While I am now unapologetic about my weight and my gender and my laugh and desires and morals, I still found myself catering to your emotional movements. You accepted my hairy legs and acid reflux — pieces I anticipated rejection for, and felt inexplicably grateful for being accepted — I assumed accepting your instability was somehow the same, so I molded myself around it, let it shape my reactions. I couldn’t stifle the belief, so deep and so genuine, that if I pushed myself to be more of what you needed and wanted, you would, in turn, become what I needed and wanted.
This went on for months, each visit feeling like a breath — or maybe a gasp — and increasingly, a polluted one. I fantasized about not picking up the phone, not answering the door, meeting someone new — but starting over is so exhausting. So we make the pieces fit as best we can, even if the pieces are unwilling. Indeed, it is more trouble to buy a new book than to simply cope with a beloved copy, full of earmarked and highlights and notes in the margins. As long as it’s legible, it is worth keeping, we tell ourselves. And I kept you, or tried, as I watched you wonder whether you should hang onto me.
To play a true romantic lead in someone else’s script seemed unreachable, so I settled for a recurring role, a chorus dancer hoping a lead would someday open up. It didn’t, of course, and by Christmas Eve, I saw us for what we were. I recognized how aware of our tipped scales you were, like you always carried pocket aces in any space we shared. My insides came to a rolling boil the night I realized you had seen all my attempts over those months, all without acknowledging them. Each moment we spent together, you watched me twist into your ideal, held me tight like a trophy, then quietly snickered at my efforts. The night I realized, I slept alone, stretching my limbs across the mattress like a lion reclaiming its den.
The weekend before it ended, I asked you to pose for a Polaroid, eager to stick your image to my living room wall. Shifting your weight to the side, a little anxious, you looked away. You didn’t want to be on my wall, you didn’t want to be my co-star — you were content to remain a cameo. It was a beautiful photo, so small and muted. A beautiful photo of an ugly moment. It did not need to be mounted and framed. On Christmas morning, I let the picture fall to the floor, then swept it up the next morning to toss out with the rest of the dust.

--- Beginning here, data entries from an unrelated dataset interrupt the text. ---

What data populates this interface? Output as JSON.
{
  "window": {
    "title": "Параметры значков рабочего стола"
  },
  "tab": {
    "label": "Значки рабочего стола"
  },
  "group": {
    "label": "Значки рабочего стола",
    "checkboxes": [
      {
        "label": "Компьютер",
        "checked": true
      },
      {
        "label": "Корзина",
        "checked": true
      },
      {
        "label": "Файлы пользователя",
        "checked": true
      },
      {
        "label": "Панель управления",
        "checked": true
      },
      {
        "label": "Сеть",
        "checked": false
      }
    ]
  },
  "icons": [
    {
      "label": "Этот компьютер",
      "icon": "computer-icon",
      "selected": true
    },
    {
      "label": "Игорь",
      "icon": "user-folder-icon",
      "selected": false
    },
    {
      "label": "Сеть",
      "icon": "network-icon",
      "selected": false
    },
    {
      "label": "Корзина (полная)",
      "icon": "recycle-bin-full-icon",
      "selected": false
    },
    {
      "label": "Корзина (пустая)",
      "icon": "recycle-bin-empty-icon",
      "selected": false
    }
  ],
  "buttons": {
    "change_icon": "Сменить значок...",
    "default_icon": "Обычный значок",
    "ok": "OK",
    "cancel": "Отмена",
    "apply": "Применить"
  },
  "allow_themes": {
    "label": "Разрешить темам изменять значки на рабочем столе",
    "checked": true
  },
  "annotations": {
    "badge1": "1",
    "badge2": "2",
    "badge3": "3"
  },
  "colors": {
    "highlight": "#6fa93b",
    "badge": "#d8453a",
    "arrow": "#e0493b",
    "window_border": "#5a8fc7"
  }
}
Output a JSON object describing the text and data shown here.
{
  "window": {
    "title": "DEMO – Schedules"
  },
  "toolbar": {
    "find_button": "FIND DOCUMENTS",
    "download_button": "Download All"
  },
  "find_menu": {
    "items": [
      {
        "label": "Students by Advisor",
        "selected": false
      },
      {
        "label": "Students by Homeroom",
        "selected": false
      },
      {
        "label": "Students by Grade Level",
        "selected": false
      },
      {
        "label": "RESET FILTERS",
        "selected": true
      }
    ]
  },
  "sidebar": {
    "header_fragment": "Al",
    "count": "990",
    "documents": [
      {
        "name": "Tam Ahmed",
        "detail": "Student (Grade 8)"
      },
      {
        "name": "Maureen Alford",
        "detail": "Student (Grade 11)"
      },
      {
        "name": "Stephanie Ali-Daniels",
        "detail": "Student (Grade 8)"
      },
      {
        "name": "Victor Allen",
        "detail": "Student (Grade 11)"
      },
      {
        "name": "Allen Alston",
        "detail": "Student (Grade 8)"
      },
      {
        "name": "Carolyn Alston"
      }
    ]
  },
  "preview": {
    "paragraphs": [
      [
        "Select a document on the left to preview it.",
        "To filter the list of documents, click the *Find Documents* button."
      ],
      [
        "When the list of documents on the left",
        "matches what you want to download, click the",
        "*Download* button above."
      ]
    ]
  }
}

I have given up on pretending cliches don’t apply to me. Every once in awhile, I will undoubtedly sense I am falling for someone and they will not always reciprocate. I’ll feel my stomach leap when they stroke my face, I will start to write words about them on the subway before work. They will run their hands down my legs without flinching or judging and my laugh will feel full and free in their presence. I will sleep over and not be afraid to sleep in.
But if I feel their hand twitch as I pick it up in public, if I hear them hesitate when I ask for support, if I again start to tell myself that love is a compromise, that I need to compromise, that my emotions are unworthy and I need to carve them into something more aesthetically appealing to the object of my affections because that is the only way, I will leave. Constant vigilance and the commitment to walking away in the morning, even if I am warm and comfortable, will trump any romantic night. Alone, whole and unscathed, is invariably better than together and torn apart.
Sam Escobar is the Beauty Editor for Good Housekeeping. Follow them on Twitter here.